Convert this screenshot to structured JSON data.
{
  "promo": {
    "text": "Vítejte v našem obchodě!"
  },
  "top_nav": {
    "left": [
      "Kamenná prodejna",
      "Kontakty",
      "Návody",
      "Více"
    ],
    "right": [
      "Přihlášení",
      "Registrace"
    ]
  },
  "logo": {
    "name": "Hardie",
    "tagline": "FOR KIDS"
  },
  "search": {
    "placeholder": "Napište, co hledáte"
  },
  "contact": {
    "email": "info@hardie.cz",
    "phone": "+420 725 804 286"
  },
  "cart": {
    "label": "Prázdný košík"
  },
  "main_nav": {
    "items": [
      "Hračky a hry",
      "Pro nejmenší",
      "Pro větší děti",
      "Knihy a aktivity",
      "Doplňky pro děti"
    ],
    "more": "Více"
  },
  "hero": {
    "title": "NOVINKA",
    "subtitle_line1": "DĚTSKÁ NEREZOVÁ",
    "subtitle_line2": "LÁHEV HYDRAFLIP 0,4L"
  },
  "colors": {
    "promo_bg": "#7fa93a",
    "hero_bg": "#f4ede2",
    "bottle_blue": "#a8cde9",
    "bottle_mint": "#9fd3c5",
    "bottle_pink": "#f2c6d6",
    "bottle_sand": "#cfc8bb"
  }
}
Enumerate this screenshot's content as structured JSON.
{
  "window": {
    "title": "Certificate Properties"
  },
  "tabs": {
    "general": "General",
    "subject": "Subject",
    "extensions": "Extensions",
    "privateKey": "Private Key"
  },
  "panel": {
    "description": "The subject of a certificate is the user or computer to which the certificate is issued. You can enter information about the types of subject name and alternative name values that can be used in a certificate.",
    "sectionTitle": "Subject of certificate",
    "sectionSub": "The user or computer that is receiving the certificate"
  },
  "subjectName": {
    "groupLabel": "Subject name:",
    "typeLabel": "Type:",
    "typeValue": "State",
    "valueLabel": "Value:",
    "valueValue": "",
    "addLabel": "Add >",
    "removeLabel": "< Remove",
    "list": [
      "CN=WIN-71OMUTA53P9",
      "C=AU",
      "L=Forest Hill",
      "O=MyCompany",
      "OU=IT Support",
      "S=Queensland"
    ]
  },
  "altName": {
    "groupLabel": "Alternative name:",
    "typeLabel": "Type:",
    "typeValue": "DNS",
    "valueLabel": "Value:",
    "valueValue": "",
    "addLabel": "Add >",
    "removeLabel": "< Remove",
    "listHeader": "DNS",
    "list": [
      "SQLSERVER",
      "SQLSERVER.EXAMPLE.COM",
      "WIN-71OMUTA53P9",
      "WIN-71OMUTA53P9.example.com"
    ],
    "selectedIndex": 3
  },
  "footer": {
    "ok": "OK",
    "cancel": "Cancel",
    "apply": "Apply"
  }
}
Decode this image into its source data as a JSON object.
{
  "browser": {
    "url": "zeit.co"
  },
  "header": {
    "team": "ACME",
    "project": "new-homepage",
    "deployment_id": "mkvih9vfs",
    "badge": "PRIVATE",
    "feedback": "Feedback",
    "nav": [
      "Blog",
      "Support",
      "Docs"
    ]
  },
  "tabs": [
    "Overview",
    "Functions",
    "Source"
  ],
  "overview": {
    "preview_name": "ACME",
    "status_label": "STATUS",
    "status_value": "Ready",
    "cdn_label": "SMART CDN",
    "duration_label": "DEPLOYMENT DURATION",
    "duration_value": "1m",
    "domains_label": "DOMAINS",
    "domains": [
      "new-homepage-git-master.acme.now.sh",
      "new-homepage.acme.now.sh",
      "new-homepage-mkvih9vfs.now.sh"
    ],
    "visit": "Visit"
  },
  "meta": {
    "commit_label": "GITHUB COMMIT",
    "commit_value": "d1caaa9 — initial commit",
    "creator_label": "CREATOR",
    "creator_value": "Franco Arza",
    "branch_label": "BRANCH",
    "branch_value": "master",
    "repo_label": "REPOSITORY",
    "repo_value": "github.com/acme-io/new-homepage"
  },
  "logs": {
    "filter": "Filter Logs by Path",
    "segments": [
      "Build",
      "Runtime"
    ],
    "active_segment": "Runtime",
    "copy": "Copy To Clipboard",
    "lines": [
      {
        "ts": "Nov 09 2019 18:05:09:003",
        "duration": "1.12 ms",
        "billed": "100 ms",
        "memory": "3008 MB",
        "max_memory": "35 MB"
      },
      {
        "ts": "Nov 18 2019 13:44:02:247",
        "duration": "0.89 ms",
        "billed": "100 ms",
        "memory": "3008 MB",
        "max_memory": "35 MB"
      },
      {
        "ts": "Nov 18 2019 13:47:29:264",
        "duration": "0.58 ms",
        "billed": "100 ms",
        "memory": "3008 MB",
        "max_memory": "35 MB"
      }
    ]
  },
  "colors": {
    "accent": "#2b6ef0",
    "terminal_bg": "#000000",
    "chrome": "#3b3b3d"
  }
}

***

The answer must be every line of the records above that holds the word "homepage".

    "project": "new-homepage",
      "new-homepage-git-master.acme.now.sh",
      "new-homepage.acme.now.sh",
      "new-homepage-mkvih9vfs.now.sh"
    "repo_value": "github.com/acme-io/new-homepage"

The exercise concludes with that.